Start of Available data

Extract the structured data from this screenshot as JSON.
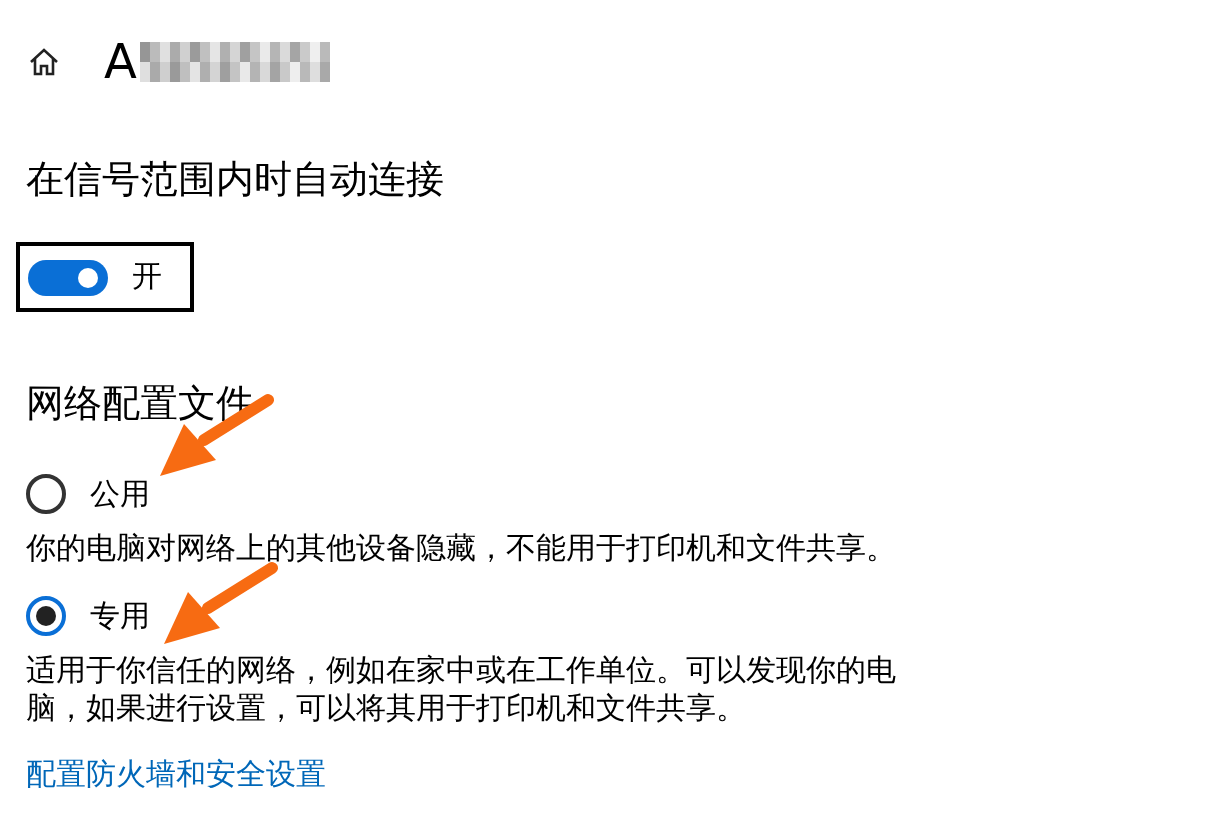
{
  "header": {
    "title": "A"
  },
  "auto_connect": {
    "heading": "在信号范围内时自动连接",
    "toggle": {
      "on": true,
      "label": "开"
    }
  },
  "network_profile": {
    "heading": "网络配置文件",
    "options": [
      {
        "label": "公用",
        "selected": false,
        "description": "你的电脑对网络上的其他设备隐藏，不能用于打印机和文件共享。"
      },
      {
        "label": "专用",
        "selected": true,
        "description": "适用于你信任的网络，例如在家中或在工作单位。可以发现你的电脑，如果进行设置，可以将其用于打印机和文件共享。"
      }
    ],
    "link": "配置防火墙和安全设置"
  }
}
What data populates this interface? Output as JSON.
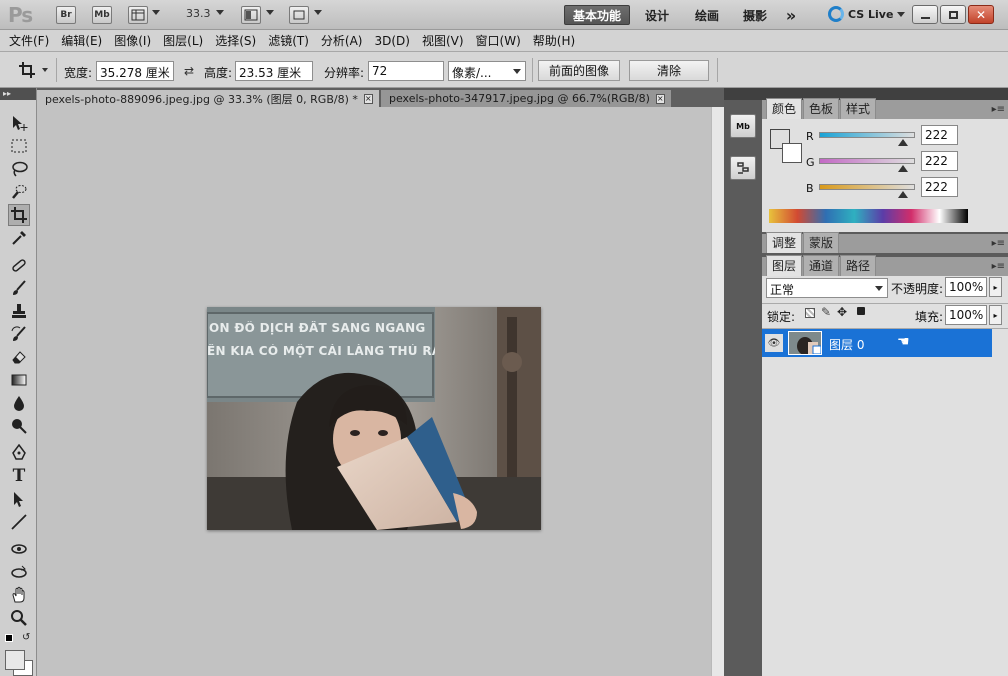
{
  "app": {
    "logo": "Ps",
    "bridge_label": "Br",
    "mini_bridge_label": "Mb",
    "zoom": "33.3",
    "workspaces": [
      "基本功能",
      "设计",
      "绘画",
      "摄影"
    ],
    "overflow_label": "»",
    "cslive_label": "CS Live"
  },
  "menu": [
    "文件(F)",
    "编辑(E)",
    "图像(I)",
    "图层(L)",
    "选择(S)",
    "滤镜(T)",
    "分析(A)",
    "3D(D)",
    "视图(V)",
    "窗口(W)",
    "帮助(H)"
  ],
  "options": {
    "width_label": "宽度:",
    "width_value": "35.278 厘米",
    "height_label": "高度:",
    "height_value": "23.53 厘米",
    "resolution_label": "分辨率:",
    "resolution_value": "72",
    "unit_value": "像素/...",
    "front_image_button": "前面的图像",
    "clear_button": "清除"
  },
  "documents": {
    "active_tab": "pexels-photo-889096.jpeg.jpg @ 33.3% (图层 0, RGB/8) *",
    "inactive_tab": "pexels-photo-347917.jpeg.jpg @ 66.7%(RGB/8)",
    "close_label": "×"
  },
  "photo": {
    "sign_line1": "ON ĐÔ  DỊCH ĐẤT SANG NGANG",
    "sign_line2": "ẾN KIA  CÓ MỘT CÁI LÀNG THỦ RA ..."
  },
  "dock": {
    "mini_bridge": "Mb"
  },
  "color_panel": {
    "tabs": [
      "颜色",
      "色板",
      "样式"
    ],
    "channels": [
      {
        "label": "R",
        "value": "222",
        "fraction": 0.87,
        "gradient": "linear-gradient(90deg,#1aa3d6,#dedede)"
      },
      {
        "label": "G",
        "value": "222",
        "fraction": 0.87,
        "gradient": "linear-gradient(90deg,#c36ac5,#dedede)"
      },
      {
        "label": "B",
        "value": "222",
        "fraction": 0.87,
        "gradient": "linear-gradient(90deg,#d99a1a,#dedede)"
      }
    ]
  },
  "adjust_panel": {
    "tabs": [
      "调整",
      "蒙版"
    ]
  },
  "layers_panel": {
    "tabs": [
      "图层",
      "通道",
      "路径"
    ],
    "blend_mode": "正常",
    "opacity_label": "不透明度:",
    "opacity_value": "100%",
    "lock_label": "锁定:",
    "fill_label": "填充:",
    "fill_value": "100%",
    "layers": [
      {
        "name": "图层 0",
        "selected": true
      }
    ]
  },
  "colors": {
    "selection_blue": "#1a72d6",
    "canvas_gray": "#c2c2c2"
  }
}
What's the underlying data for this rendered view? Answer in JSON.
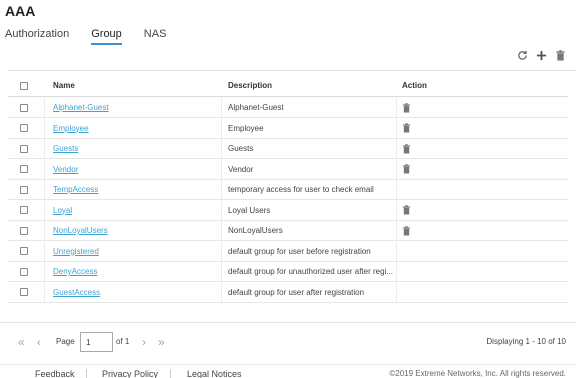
{
  "page": {
    "title": "AAA"
  },
  "tabs": [
    {
      "label": "Authorization"
    },
    {
      "label": "Group",
      "active": true
    },
    {
      "label": "NAS"
    }
  ],
  "toolbar": {
    "icons": [
      "refresh-icon",
      "add-icon",
      "delete-icon"
    ]
  },
  "table": {
    "columns": {
      "name": "Name",
      "description": "Description",
      "action": "Action"
    },
    "rows": [
      {
        "name": "Alphanet-Guest",
        "description": "Alphanet-Guest",
        "deletable": true
      },
      {
        "name": "Employee",
        "description": "Employee",
        "deletable": true
      },
      {
        "name": "Guests",
        "description": "Guests",
        "deletable": true
      },
      {
        "name": "Vendor",
        "description": "Vendor",
        "deletable": true
      },
      {
        "name": "TempAccess",
        "description": "temporary access for user to check email",
        "deletable": false
      },
      {
        "name": "Loyal",
        "description": "Loyal Users",
        "deletable": true
      },
      {
        "name": "NonLoyalUsers",
        "description": "NonLoyalUsers",
        "deletable": true
      },
      {
        "name": "Unregistered",
        "description": "default group for user before registration",
        "deletable": false
      },
      {
        "name": "DenyAccess",
        "description": "default group for unauthorized user after regi...",
        "deletable": false
      },
      {
        "name": "GuestAccess",
        "description": "default group for user after registration",
        "deletable": false
      }
    ]
  },
  "pager": {
    "page_label": "Page",
    "current_page": "1",
    "of_label": "of 1",
    "display_info": "Displaying 1 - 10 of 10"
  },
  "footer": {
    "feedback": "Feedback",
    "privacy": "Privacy Policy",
    "legal": "Legal Notices",
    "copyright": "©2019 Extreme Networks, Inc. All rights reserved."
  },
  "colors": {
    "link": "#3aa3d6",
    "tab_underline": "#3a8fd6"
  }
}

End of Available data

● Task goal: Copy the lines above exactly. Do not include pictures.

● Solution to this task:
Extract the structured data from this screenshot as JSON.
{
  "header": {
    "title": "A"
  },
  "auto_connect": {
    "heading": "在信号范围内时自动连接",
    "toggle": {
      "on": true,
      "label": "开"
    }
  },
  "network_profile": {
    "heading": "网络配置文件",
    "options": [
      {
        "label": "公用",
        "selected": false,
        "description": "你的电脑对网络上的其他设备隐藏，不能用于打印机和文件共享。"
      },
      {
        "label": "专用",
        "selected": true,
        "description": "适用于你信任的网络，例如在家中或在工作单位。可以发现你的电脑，如果进行设置，可以将其用于打印机和文件共享。"
      }
    ],
    "link": "配置防火墙和安全设置"
  }
}
What data populates this interface? Output as JSON.
{
  "app": {
    "logo": "Ps",
    "bridge_label": "Br",
    "mini_bridge_label": "Mb",
    "zoom": "33.3",
    "workspaces": [
      "基本功能",
      "设计",
      "绘画",
      "摄影"
    ],
    "overflow_label": "»",
    "cslive_label": "CS Live"
  },
  "menu": [
    "文件(F)",
    "编辑(E)",
    "图像(I)",
    "图层(L)",
    "选择(S)",
    "滤镜(T)",
    "分析(A)",
    "3D(D)",
    "视图(V)",
    "窗口(W)",
    "帮助(H)"
  ],
  "options": {
    "width_label": "宽度:",
    "width_value": "35.278 厘米",
    "height_label": "高度:",
    "height_value": "23.53 厘米",
    "resolution_label": "分辨率:",
    "resolution_value": "72",
    "unit_value": "像素/...",
    "front_image_button": "前面的图像",
    "clear_button": "清除"
  },
  "documents": {
    "active_tab": "pexels-photo-889096.jpeg.jpg @ 33.3% (图层 0, RGB/8) *",
    "inactive_tab": "pexels-photo-347917.jpeg.jpg @ 66.7%(RGB/8)",
    "close_label": "×"
  },
  "photo": {
    "sign_line1": "ON ĐÔ  DỊCH ĐẤT SANG NGANG",
    "sign_line2": "ẾN KIA  CÓ MỘT CÁI LÀNG THỦ RA ..."
  },
  "dock": {
    "mini_bridge": "Mb"
  },
  "color_panel": {
    "tabs": [
      "颜色",
      "色板",
      "样式"
    ],
    "channels": [
      {
        "label": "R",
        "value": "222",
        "fraction": 0.87,
        "gradient": "linear-gradient(90deg,#1aa3d6,#dedede)"
      },
      {
        "label": "G",
        "value": "222",
        "fraction": 0.87,
        "gradient": "linear-gradient(90deg,#c36ac5,#dedede)"
      },
      {
        "label": "B",
        "value": "222",
        "fraction": 0.87,
        "gradient": "linear-gradient(90deg,#d99a1a,#dedede)"
      }
    ]
  },
  "adjust_panel": {
    "tabs": [
      "调整",
      "蒙版"
    ]
  },
  "layers_panel": {
    "tabs": [
      "图层",
      "通道",
      "路径"
    ],
    "blend_mode": "正常",
    "opacity_label": "不透明度:",
    "opacity_value": "100%",
    "lock_label": "锁定:",
    "fill_label": "填充:",
    "fill_value": "100%",
    "layers": [
      {
        "name": "图层 0",
        "selected": true
      }
    ]
  },
  "colors": {
    "selection_blue": "#1a72d6",
    "canvas_gray": "#c2c2c2"
  }
}
What's the underlying data for this rendered view? Answer in JSON.
{
  "page": {
    "title": "AAA"
  },
  "tabs": [
    {
      "label": "Authorization"
    },
    {
      "label": "Group",
      "active": true
    },
    {
      "label": "NAS"
    }
  ],
  "toolbar": {
    "icons": [
      "refresh-icon",
      "add-icon",
      "delete-icon"
    ]
  },
  "table": {
    "columns": {
      "name": "Name",
      "description": "Description",
      "action": "Action"
    },
    "rows": [
      {
        "name": "Alphanet-Guest",
        "description": "Alphanet-Guest",
        "deletable": true
      },
      {
        "name": "Employee",
        "description": "Employee",
        "deletable": true
      },
      {
        "name": "Guests",
        "description": "Guests",
        "deletable": true
      },
      {
        "name": "Vendor",
        "description": "Vendor",
        "deletable": true
      },
      {
        "name": "TempAccess",
        "description": "temporary access for user to check email",
        "deletable": false
      },
      {
        "name": "Loyal",
        "description": "Loyal Users",
        "deletable": true
      },
      {
        "name": "NonLoyalUsers",
        "description": "NonLoyalUsers",
        "deletable": true
      },
      {
        "name": "Unregistered",
        "description": "default group for user before registration",
        "deletable": false
      },
      {
        "name": "DenyAccess",
        "description": "default group for unauthorized user after regi...",
        "deletable": false
      },
      {
        "name": "GuestAccess",
        "description": "default group for user after registration",
        "deletable": false
      }
    ]
  },
  "pager": {
    "page_label": "Page",
    "current_page": "1",
    "of_label": "of 1",
    "display_info": "Displaying 1 - 10 of 10"
  },
  "footer": {
    "feedback": "Feedback",
    "privacy": "Privacy Policy",
    "legal": "Legal Notices",
    "copyright": "©2019 Extreme Networks, Inc. All rights reserved."
  },
  "colors": {
    "link": "#3aa3d6",
    "tab_underline": "#3a8fd6"
  }
}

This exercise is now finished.